Molecular mechanisms for the perpetuation of memory storage
I received a Laurea in Scienze Biologiche from the Università degli Studi di Milano in 2001, where I was trained in Molecular Biology. I received a Specialisation in Biotechnology from the same university in 2004 and a PhD in Pharmacology from the Open University, London, in 2006. From 2001 to 2006 I have been working on molecular and cellular aspects of Familial Prion Disease which affect humans, like Creutzfeld Jacob Disease and Gerstmann-Straussler-Scheinker Syndrome, in an attempt to clarify the crucial steps for the appearance of these fatal pathologies, and possibly identifying a cure. My interest in prion molecules made me contact Prof. Eric Kandel, who recently hypothesized that a prion mechanism might be responsible for the persistence of long-term memory (Si et al, 2003). A protein called cytoplasmic polyadenylation element-binding protein (CPEB), a regulator of local protein synthesis, exists in a particular form in the nervous system of Aplysia and stabilizes newly formed synaptic connections. The first 150 amino-acids of CPEB constitute a domain that is very similar to that of prions. Like prions, CPEB can exist in two conformationally distinct isoforms but only one is metabolically active--the dominant form, characterized by an aggregate state. During my stay at the Italian Academy I will test the idea that these aggregates bind to dormant mRNA (ribonucleic acid messenger) resident at the synapse and modify them in order to be translated and give rise to proteins that stabilize synaptic growth.

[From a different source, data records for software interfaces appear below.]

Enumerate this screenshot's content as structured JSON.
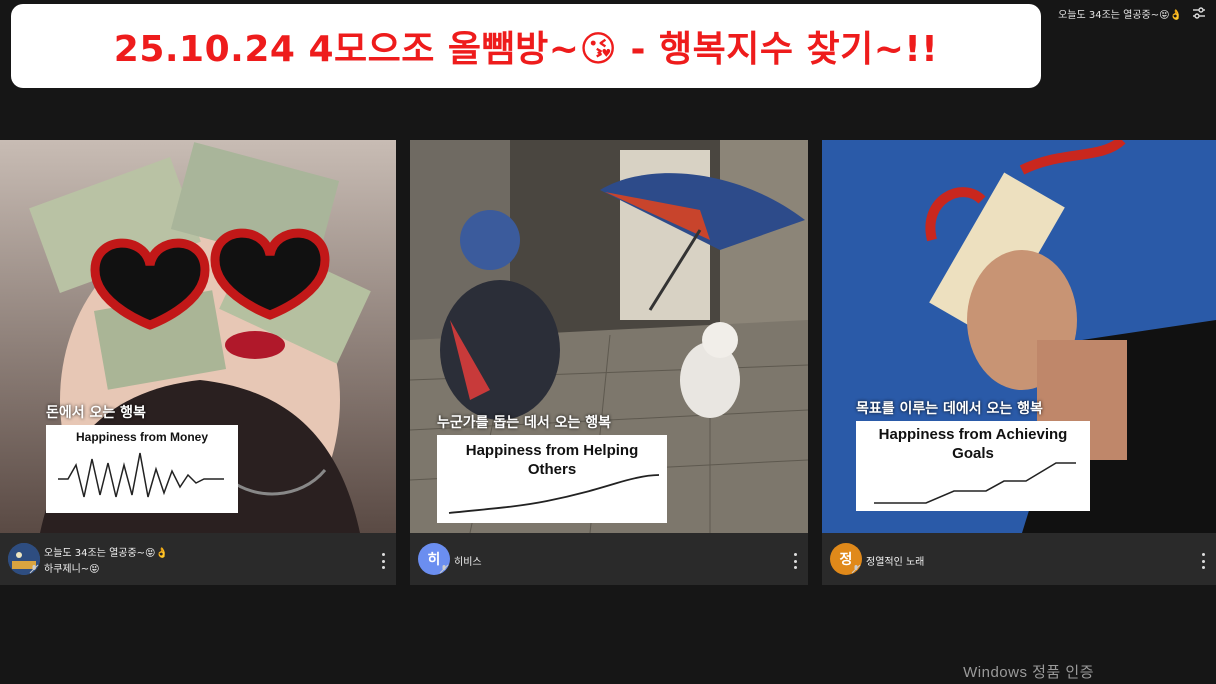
{
  "banner": {
    "title": "25.10.24  4모으조 올뺌방~😘 - 행복지수 찾기~!!"
  },
  "top_right": {
    "status_text": "오늘도 34조는 열공중~😝👌",
    "settings_icon": "sliders-icon"
  },
  "tiles": [
    {
      "caption": "돈에서 오는 행복",
      "card_title": "Happiness from Money",
      "footer_name": "오늘도 34조는 열공중~😝👌",
      "footer_sub": "하쿠제니~😝",
      "avatar_letter": "",
      "avatar_color": "#3a5a8c"
    },
    {
      "caption": "누군가를 돕는 데서 오는 행복",
      "card_title": "Happiness from Helping Others",
      "footer_name": "히비스",
      "avatar_letter": "히",
      "avatar_color": "#6b8ef0"
    },
    {
      "caption": "목표를 이루는 데에서 오는 행복",
      "card_title": "Happiness from Achieving Goals",
      "footer_name": "정열적인 노래",
      "avatar_letter": "정",
      "avatar_color": "#e0891a"
    }
  ],
  "watermark": "Windows 정품 인증",
  "colors": {
    "banner_text": "#ee1c1c",
    "footer_bg": "#2a2a2a",
    "page_bg": "#161616"
  }
}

I also plan to examine if the prion domain of CPEB leads to a self-perpetuating level of local translation in neurons and if this novel mechanism leads to the stabilization of learning-related synaptic growth and the persistence of long-term memory and I will try to identify molecules that interact with CPEB and explore how this interaction leads to the activation of dormant mRNA or the conformational changes of CPEB at the neuronal synapse.